__Your assignment__.
A faithful copy of the data is what is wanted, minus any pictures.

__Provided records__.
*** Begin section ***
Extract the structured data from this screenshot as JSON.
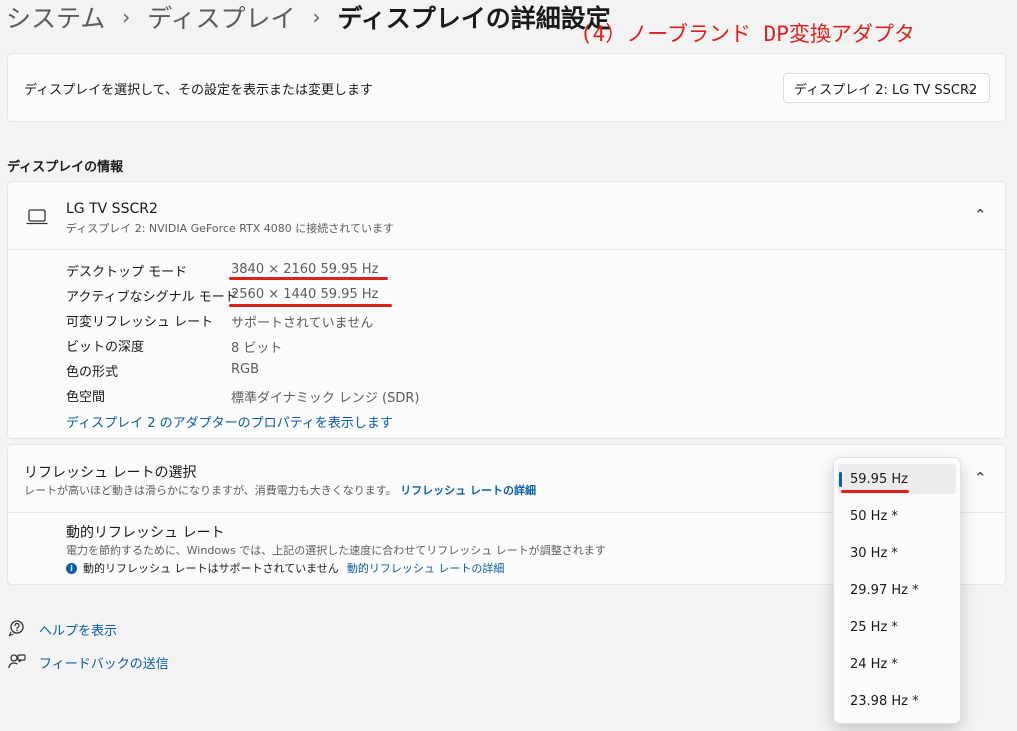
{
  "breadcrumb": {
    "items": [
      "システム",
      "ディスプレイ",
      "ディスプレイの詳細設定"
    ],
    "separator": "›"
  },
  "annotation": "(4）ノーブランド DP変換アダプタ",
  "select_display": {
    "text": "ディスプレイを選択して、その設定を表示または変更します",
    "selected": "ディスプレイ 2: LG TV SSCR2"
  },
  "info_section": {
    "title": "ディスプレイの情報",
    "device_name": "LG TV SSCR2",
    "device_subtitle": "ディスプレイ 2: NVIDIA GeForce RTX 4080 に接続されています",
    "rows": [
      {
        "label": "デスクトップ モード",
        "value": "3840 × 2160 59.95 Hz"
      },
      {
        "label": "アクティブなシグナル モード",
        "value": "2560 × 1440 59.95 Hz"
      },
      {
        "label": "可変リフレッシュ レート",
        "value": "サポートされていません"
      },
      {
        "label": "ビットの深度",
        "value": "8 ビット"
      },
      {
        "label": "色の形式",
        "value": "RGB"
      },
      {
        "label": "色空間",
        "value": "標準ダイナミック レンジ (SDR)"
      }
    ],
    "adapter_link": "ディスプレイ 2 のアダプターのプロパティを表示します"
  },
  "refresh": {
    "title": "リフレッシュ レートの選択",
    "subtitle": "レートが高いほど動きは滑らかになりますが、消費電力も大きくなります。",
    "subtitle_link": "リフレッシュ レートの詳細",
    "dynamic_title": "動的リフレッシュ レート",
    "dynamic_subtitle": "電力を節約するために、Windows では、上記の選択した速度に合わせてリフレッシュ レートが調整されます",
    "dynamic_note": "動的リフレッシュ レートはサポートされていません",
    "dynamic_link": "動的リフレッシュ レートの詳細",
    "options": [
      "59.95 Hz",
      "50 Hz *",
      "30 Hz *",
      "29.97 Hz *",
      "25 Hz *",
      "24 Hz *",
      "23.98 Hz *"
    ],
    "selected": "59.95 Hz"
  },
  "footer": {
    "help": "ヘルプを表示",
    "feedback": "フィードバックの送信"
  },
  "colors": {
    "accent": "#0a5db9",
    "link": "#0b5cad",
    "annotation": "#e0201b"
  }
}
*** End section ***
__Written reply__.
Extract the structured data from this screenshot as JSON.
{
  "breadcrumb": {
    "items": [
      "システム",
      "ディスプレイ",
      "ディスプレイの詳細設定"
    ],
    "separator": "›"
  },
  "annotation": "(4）ノーブランド DP変換アダプタ",
  "select_display": {
    "text": "ディスプレイを選択して、その設定を表示または変更します",
    "selected": "ディスプレイ 2: LG TV SSCR2"
  },
  "info_section": {
    "title": "ディスプレイの情報",
    "device_name": "LG TV SSCR2",
    "device_subtitle": "ディスプレイ 2: NVIDIA GeForce RTX 4080 に接続されています",
    "rows": [
      {
        "label": "デスクトップ モード",
        "value": "3840 × 2160 59.95 Hz"
      },
      {
        "label": "アクティブなシグナル モード",
        "value": "2560 × 1440 59.95 Hz"
      },
      {
        "label": "可変リフレッシュ レート",
        "value": "サポートされていません"
      },
      {
        "label": "ビットの深度",
        "value": "8 ビット"
      },
      {
        "label": "色の形式",
        "value": "RGB"
      },
      {
        "label": "色空間",
        "value": "標準ダイナミック レンジ (SDR)"
      }
    ],
    "adapter_link": "ディスプレイ 2 のアダプターのプロパティを表示します"
  },
  "refresh": {
    "title": "リフレッシュ レートの選択",
    "subtitle": "レートが高いほど動きは滑らかになりますが、消費電力も大きくなります。",
    "subtitle_link": "リフレッシュ レートの詳細",
    "dynamic_title": "動的リフレッシュ レート",
    "dynamic_subtitle": "電力を節約するために、Windows では、上記の選択した速度に合わせてリフレッシュ レートが調整されます",
    "dynamic_note": "動的リフレッシュ レートはサポートされていません",
    "dynamic_link": "動的リフレッシュ レートの詳細",
    "options": [
      "59.95 Hz",
      "50 Hz *",
      "30 Hz *",
      "29.97 Hz *",
      "25 Hz *",
      "24 Hz *",
      "23.98 Hz *"
    ],
    "selected": "59.95 Hz"
  },
  "footer": {
    "help": "ヘルプを表示",
    "feedback": "フィードバックの送信"
  },
  "colors": {
    "accent": "#0a5db9",
    "link": "#0b5cad",
    "annotation": "#e0201b"
  }
}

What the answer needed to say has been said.